SAP Labs Canada is the first business in Canada to receive the ‘Accessibility Certified Gold’ rating under the Rick Hansen Foundation Accessibility Certification (RHFAC) program for their Vancouver office building.
The RHFAC is a LEED-style rating system – the first of its kind in Canada – to bring a national standardized measurement to help owners and tenants consistently evaluate the physical accessibility of their buildings. The rating system determines the accessibility of commercial, institutional, and multi-unit residential buildings. Buildings that reach specific levels are recognized as being ‘Accessibility Certified’ or ‘Accessibility Certified Gold.’
Currently, there is no unified standard for measuring accessibility in the places and spaces where people live, work, learn and play in Canada. Yet one in seven Canadian adults identify as having a disability, and this is expected to grow to as high as one in five by 2036 due in part to the aging Baby Boomer population.
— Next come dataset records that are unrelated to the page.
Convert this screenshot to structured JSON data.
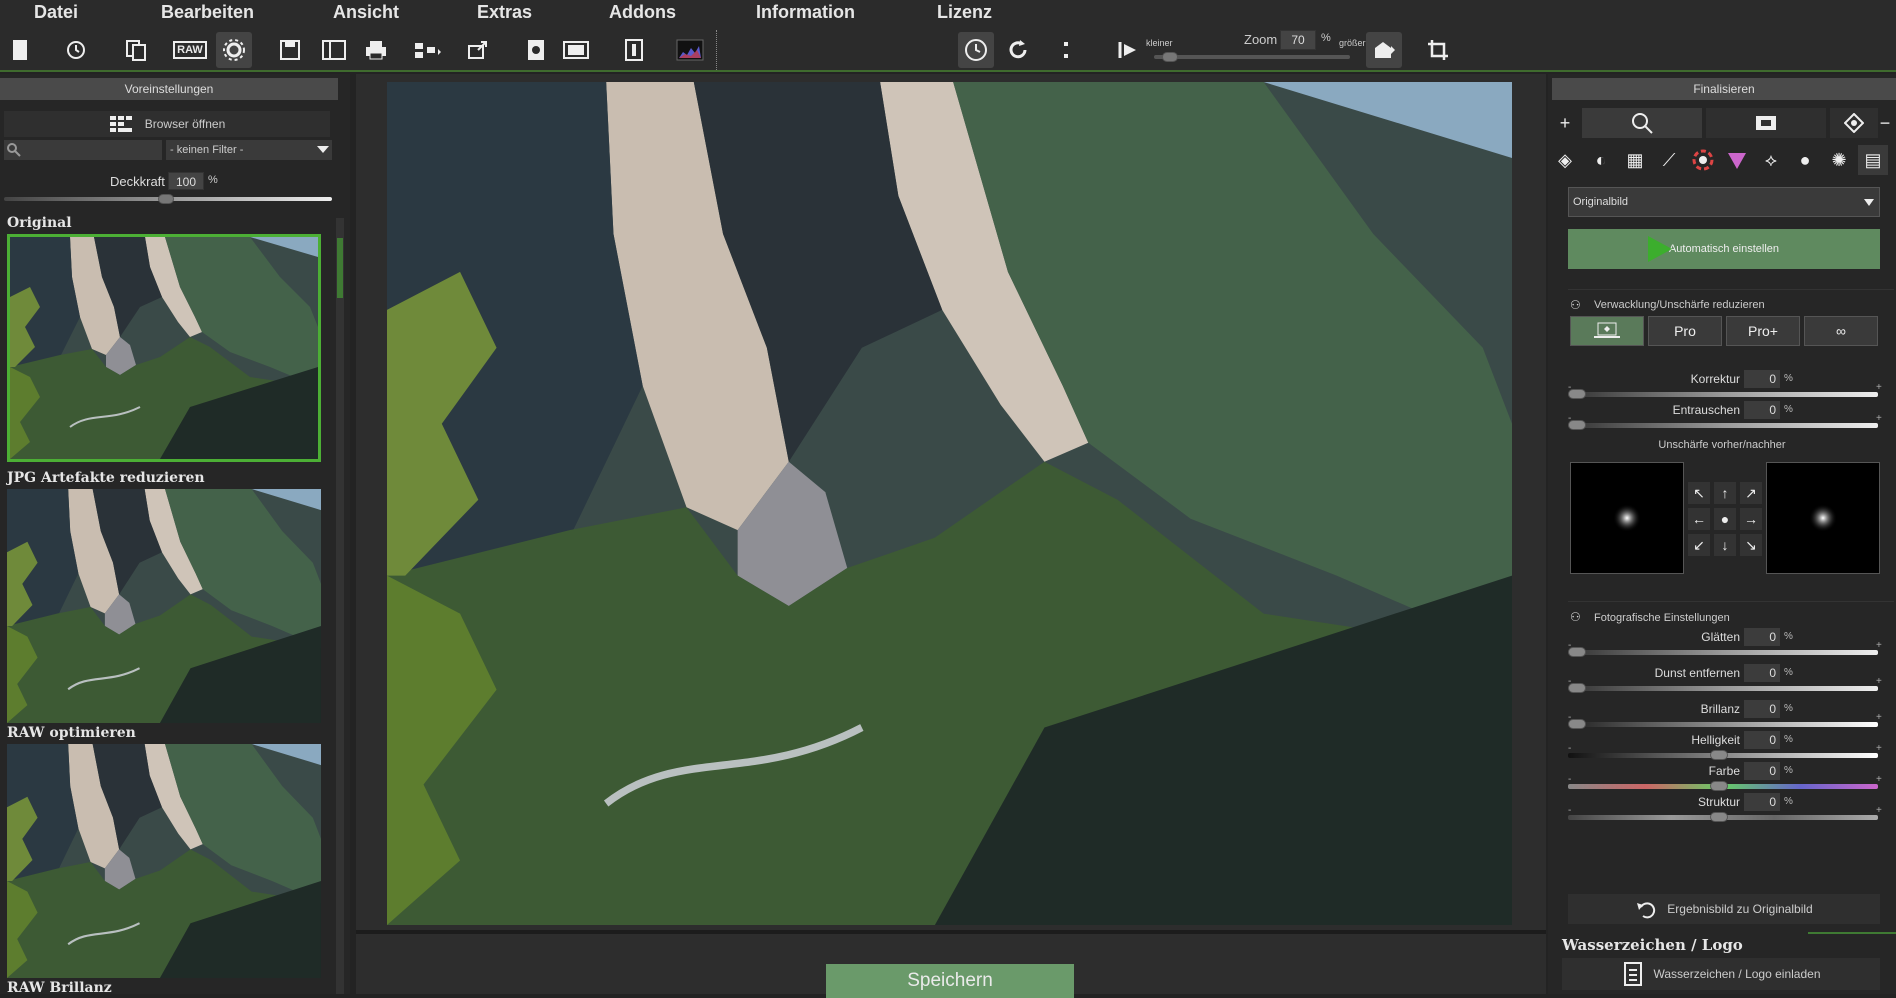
{
  "menu": {
    "items": [
      "Datei",
      "Bearbeiten",
      "Ansicht",
      "Extras",
      "Addons",
      "Information",
      "Lizenz"
    ]
  },
  "toolbar": {
    "icons": [
      "new-file-icon",
      "history-icon",
      "copy-icon",
      "raw-settings-icon",
      "presets-gear-icon",
      "save-icon",
      "save-as-icon",
      "print-icon",
      "export-icon",
      "share-icon",
      "batch-icon",
      "compare-icon",
      "info-icon",
      "histogram-icon"
    ],
    "raw_label": "RAW",
    "zoom_label": "Zoom",
    "zoom_value": "70",
    "zoom_unit": "%",
    "smaller_label": "kleiner",
    "larger_label": "größer"
  },
  "left_panel": {
    "title": "Voreinstellungen",
    "browser_button": "Browser öffnen",
    "filter_value": "- keinen Filter -",
    "opacity_label": "Deckkraft",
    "opacity_value": "100",
    "opacity_unit": "%",
    "presets": [
      {
        "label": "Original",
        "selected": true
      },
      {
        "label": "JPG Artefakte reduzieren",
        "selected": false
      },
      {
        "label": "RAW optimieren",
        "selected": false
      },
      {
        "label": "RAW Brillanz",
        "selected": false
      }
    ]
  },
  "center": {
    "save_button": "Speichern"
  },
  "right_panel": {
    "title": "Finalisieren",
    "select_value": "Originalbild",
    "auto_button": "Automatisch einstellen",
    "section_shake": "Verwacklung/Unschärfe reduzieren",
    "mode_buttons": [
      "",
      "Pro",
      "Pro+",
      "∞"
    ],
    "sliders_shake": [
      {
        "label": "Korrektur",
        "value": "0"
      },
      {
        "label": "Entrauschen",
        "value": "0"
      }
    ],
    "blur_label": "Unschärfe vorher/nachher",
    "section_photo": "Fotografische Einstellungen",
    "sliders_photo": [
      {
        "label": "Glätten",
        "value": "0"
      },
      {
        "label": "Dunst entfernen",
        "value": "0"
      },
      {
        "label": "Brillanz",
        "value": "0"
      },
      {
        "label": "Helligkeit",
        "value": "0"
      },
      {
        "label": "Farbe",
        "value": "0"
      },
      {
        "label": "Struktur",
        "value": "0"
      }
    ],
    "percent": "%",
    "reset_button": "Ergebnisbild zu Originalbild",
    "watermark_title": "Wasserzeichen / Logo",
    "watermark_button": "Wasserzeichen / Logo einladen"
  }
}
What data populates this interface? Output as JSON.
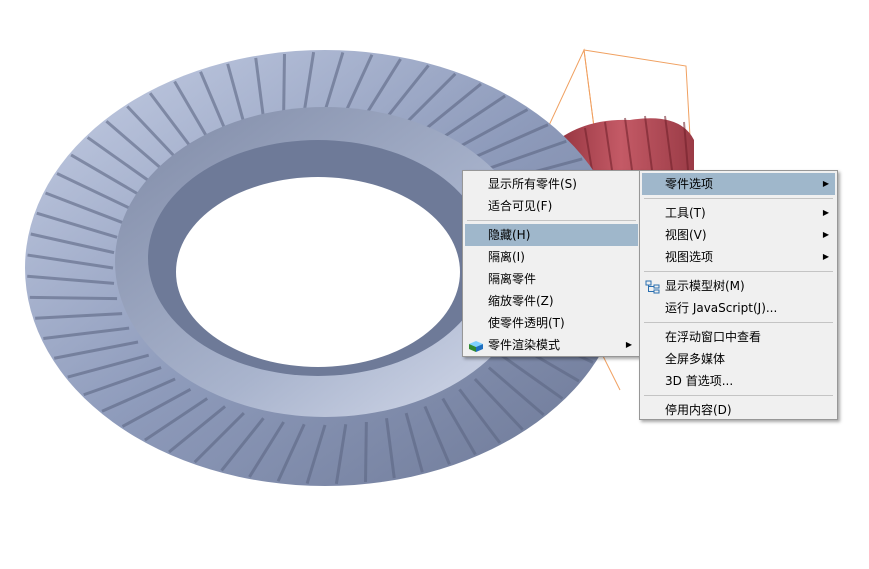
{
  "context_menu": {
    "items": [
      {
        "label": "显示所有零件(S)"
      },
      {
        "label": "适合可见(F)"
      },
      {
        "separator": true
      },
      {
        "label": "隐藏(H)",
        "highlighted": true
      },
      {
        "label": "隔离(I)"
      },
      {
        "label": "隔离零件"
      },
      {
        "label": "缩放零件(Z)"
      },
      {
        "label": "使零件透明(T)"
      },
      {
        "label": "零件渲染模式",
        "icon": "render-mode-cube-icon",
        "submenu": true
      }
    ]
  },
  "submenu": {
    "items": [
      {
        "label": "零件选项",
        "highlighted": true,
        "submenu": true
      },
      {
        "separator": true
      },
      {
        "label": "工具(T)",
        "submenu": true
      },
      {
        "label": "视图(V)",
        "submenu": true
      },
      {
        "label": "视图选项",
        "submenu": true
      },
      {
        "separator": true
      },
      {
        "label": "显示模型树(M)",
        "icon": "model-tree-icon"
      },
      {
        "label": "运行 JavaScript(J)..."
      },
      {
        "separator": true
      },
      {
        "label": "在浮动窗口中查看"
      },
      {
        "label": "全屏多媒体"
      },
      {
        "label": "3D 首选项..."
      },
      {
        "separator": true
      },
      {
        "label": "停用内容(D)"
      }
    ]
  },
  "colors": {
    "menu_bg": "#f0f0f0",
    "highlight": "#9fb7cb",
    "gear_main": "#9aa6c3",
    "gear_pinion": "#b8525e",
    "bounding_box": "#f0a060"
  }
}
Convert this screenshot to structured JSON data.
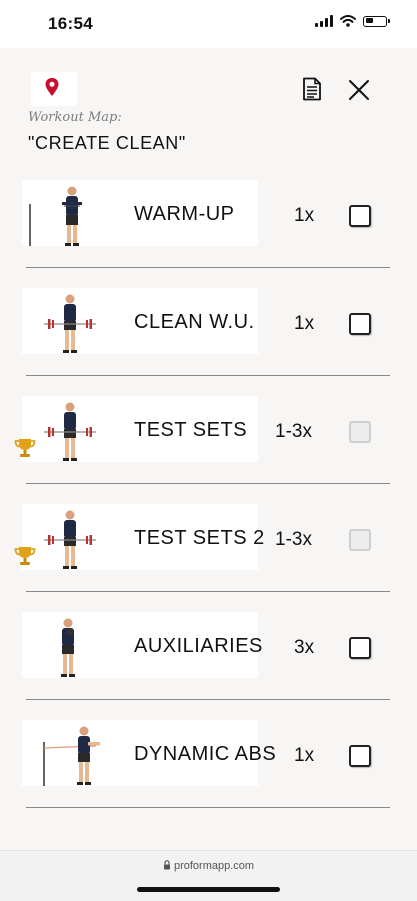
{
  "status_bar": {
    "time": "16:54"
  },
  "header": {
    "icons": [
      "map-pin-icon",
      "document-icon",
      "close-icon"
    ],
    "map_label": "Workout Map:",
    "title": "\"CREATE CLEAN\""
  },
  "workouts": [
    {
      "name": "WARM-UP",
      "reps": "1x",
      "trophy": false,
      "checkbox_enabled": true,
      "checked": false,
      "icon": "athlete-pvc-stick-icon"
    },
    {
      "name": "CLEAN W.U.",
      "reps": "1x",
      "trophy": false,
      "checkbox_enabled": true,
      "checked": false,
      "icon": "athlete-barbell-icon"
    },
    {
      "name": "TEST SETS",
      "reps": "1-3x",
      "trophy": true,
      "checkbox_enabled": false,
      "checked": false,
      "icon": "athlete-barbell-icon"
    },
    {
      "name": "TEST SETS 2",
      "reps": "1-3x",
      "trophy": true,
      "checkbox_enabled": false,
      "checked": false,
      "icon": "athlete-barbell-icon"
    },
    {
      "name": "AUXILIARIES",
      "reps": "3x",
      "trophy": false,
      "checkbox_enabled": true,
      "checked": false,
      "icon": "athlete-kettlebell-icon"
    },
    {
      "name": "DYNAMIC ABS",
      "reps": "1x",
      "trophy": false,
      "checkbox_enabled": true,
      "checked": false,
      "icon": "athlete-band-icon"
    }
  ],
  "browser": {
    "url": "proformapp.com"
  },
  "colors": {
    "pin": "#c8102e",
    "barbell_plate": "#b5342f",
    "divider": "#8a8a8a",
    "disabled_checkbox": "#ededed",
    "trophy": "#e0a21b"
  }
}
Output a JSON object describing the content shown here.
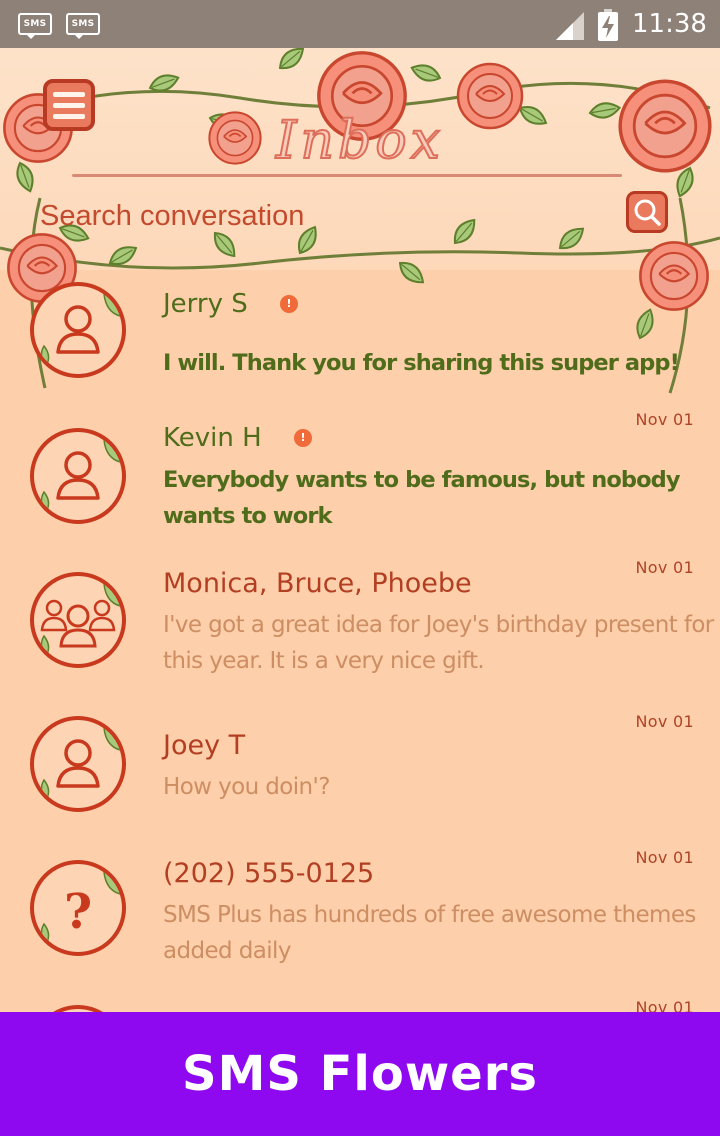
{
  "status_bar": {
    "notifications": [
      "SMS",
      "SMS"
    ],
    "time": "11:38",
    "icons": [
      "signal-icon",
      "battery-charging-icon"
    ]
  },
  "header": {
    "title": "Inbox",
    "menu_icon": "hamburger-menu-icon",
    "search": {
      "placeholder": "Search conversation",
      "icon": "search-icon"
    }
  },
  "conversations": [
    {
      "name": "Jerry S",
      "snippet": "I will. Thank you for sharing this super app!",
      "date": "",
      "unread": true,
      "avatar": "person-icon"
    },
    {
      "name": "Kevin H",
      "snippet": "Everybody wants to be famous, but nobody wants to work",
      "date": "Nov 01",
      "unread": true,
      "avatar": "person-icon"
    },
    {
      "name": "Monica, Bruce, Phoebe",
      "snippet": "I've got a great idea for Joey's birthday present for this year. It is a very nice gift.",
      "date": "Nov 01",
      "unread": false,
      "avatar": "group-icon"
    },
    {
      "name": "Joey T",
      "snippet": "How you doin'?",
      "date": "Nov 01",
      "unread": false,
      "avatar": "person-icon"
    },
    {
      "name": "(202) 555-0125",
      "snippet": "SMS Plus has hundreds of free awesome themes added daily",
      "date": "Nov 01",
      "unread": false,
      "avatar": "unknown-contact-icon"
    },
    {
      "name": "",
      "snippet": "",
      "date": "Nov 01",
      "unread": false,
      "avatar": "person-icon"
    }
  ],
  "banner": {
    "text": "SMS Flowers"
  },
  "colors": {
    "background": "#fdcfaa",
    "accent": "#c8391e",
    "unread_text": "#4f6c1b",
    "read_name": "#b33f23",
    "read_snippet": "#cd8e63",
    "banner": "#8e09f0",
    "status_bar": "#8e8178"
  }
}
To date, more than 800 buildings across B.C. are registered to be rated and SAP Labs Canada is one of the businesses that integrates accessibility into every aspect of the site’s design. In doing this, SAP has removed barriers and improved accessibility for its 1,400 Vancouver employees. Among the many features that helped the SAP site on Mainland St, Vancouver, earn its gold rating are the following; the use of highly visible wayfinding signage and visual markers, to help people navigate and identify their location within the building; interior corridors that allow two people with mobility disabilities to travel side by side; adjustable furniture and spaces that accommodate people of varying abilities; an accessible fitness area and showers; a refuge area for emergency situations; a wheelchair lift; and elevators with braille.
Speaking at an event to celebrate SAP’s achievement, Rick Hansen, Founder and CEO of the Rick Hansen Foundation said: “I want to congratulate SAP Labs Canada for this incredible achievement, and I hope it inspires others to incorporate best practices and a holistic view of Universal Design within their buildings. The accessibility movement is building momentum. With an aging population, a growing number of people with disabilities and federal accessibility legislation on the way, businesses need to accommodate people of varying abilities. Improving accessibility and supporting people with disabilities is not only a charitable and a human rights issue, but an economic imperative.”